Advertisement

Reflective Action Instructional Design (RAID): A Designer's Aid

  • Rocci Luppicini
Article

Abstract

In recent years instructional design (ID) models have been a major focus of debate within the design community. The issue of creativity in ID is one area that has given rise to controversy. In this paper I present a topology of design questions and explore their potential contribution as a tool to promote reflection and designer discourse. First, I identify a topology of reflective action instructional design (RAID) questions. Next, I explore RAID within a community of design graduate students and its influences on design practices in terms of utility, originality, social contribution, and interest. Finally, I discuss ways to encourage reflection and designer discourse in design practice.

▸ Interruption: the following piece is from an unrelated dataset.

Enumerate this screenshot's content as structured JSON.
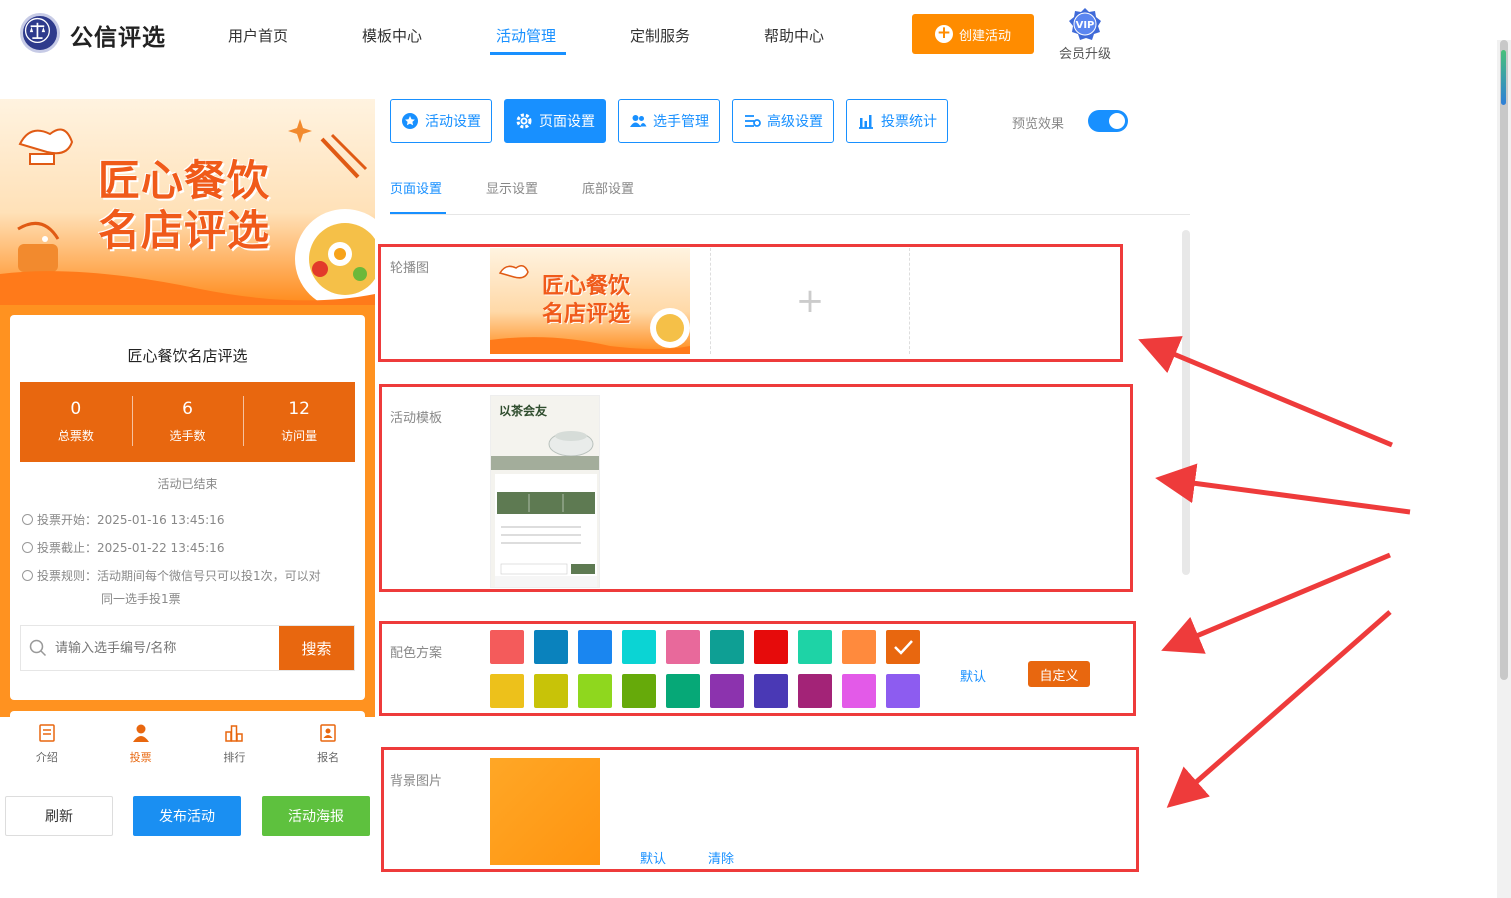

Keywords

Graduate Student Potential Contribution Instructional Design Major Focus Design Practice 
These keywords were added by machine and not by the authors. This process is experimental and the keywords may be updated as the learning algorithm improves.

Preview

Unable to display preview. Download preview PDF.

Unable to display preview. Download preview PDF.

REFERENCES

  1. Cross, N.: 2000, ‘Designerly Ways of Knowing: Design Discipline Versus Design Science’, in Design plus research, Proceedings of the Politecnico di Milano Conference.Google Scholar
  2. Cole, A. & Knowles, J.: 2000, Researching Teaching: Exploring Teacher Development through Reflexive Inquiry, Allyn and Bacon, Boston.Google Scholar
  3. Dick, W.: 1995, ‘Instructional Design and Creativity: A Response to the Critics’, Educational Technology 34(4), 5–11.Google Scholar
  4. Heylighen, A., Neuckermans, H. & Bouwen, E.: 1999, ‘Walking a Thin Line-between Passive Knowledge and Active Knowing of Components and Concepts in Architectural Design’, Design Studies 20, 211–235.CrossRefGoogle Scholar
  5. Holt, J.: 1997, ‘The Designer's Judgement’, Design Studies 18, 113–123.CrossRefGoogle Scholar
  6. Margolin, V.: 2000, ‘Building a Design Research Community’, in Design Plus Research, Proceedings of the Politecnico di Milano Conference.Google Scholar
  7. Moallem, M.: 1998, ‘An Expert Teacher's Thinking and Teaching and Instructional Design Models and Principles: An Ethnographic Study’, Educational Technology Research and Development 46(2), 37–64.Google Scholar
  8. Rowland, D.: 1995, ‘Instructional Design and Creativity: A Response to the Criticized’, Educational Technology 34(5), 17–22.Google Scholar
  9. SchÖn, D.: 1983, The Reflective Practitioner: How Professionals Think in Action,Basic Books, New York.Google Scholar

Copyright information

© Kluwer Academic Publishers 2003

Authors and Affiliations

  • Rocci Luppicini
    • 1
  1. 1.Department of EducationConcordia UniversityMontrealCanada

Personalised recommendations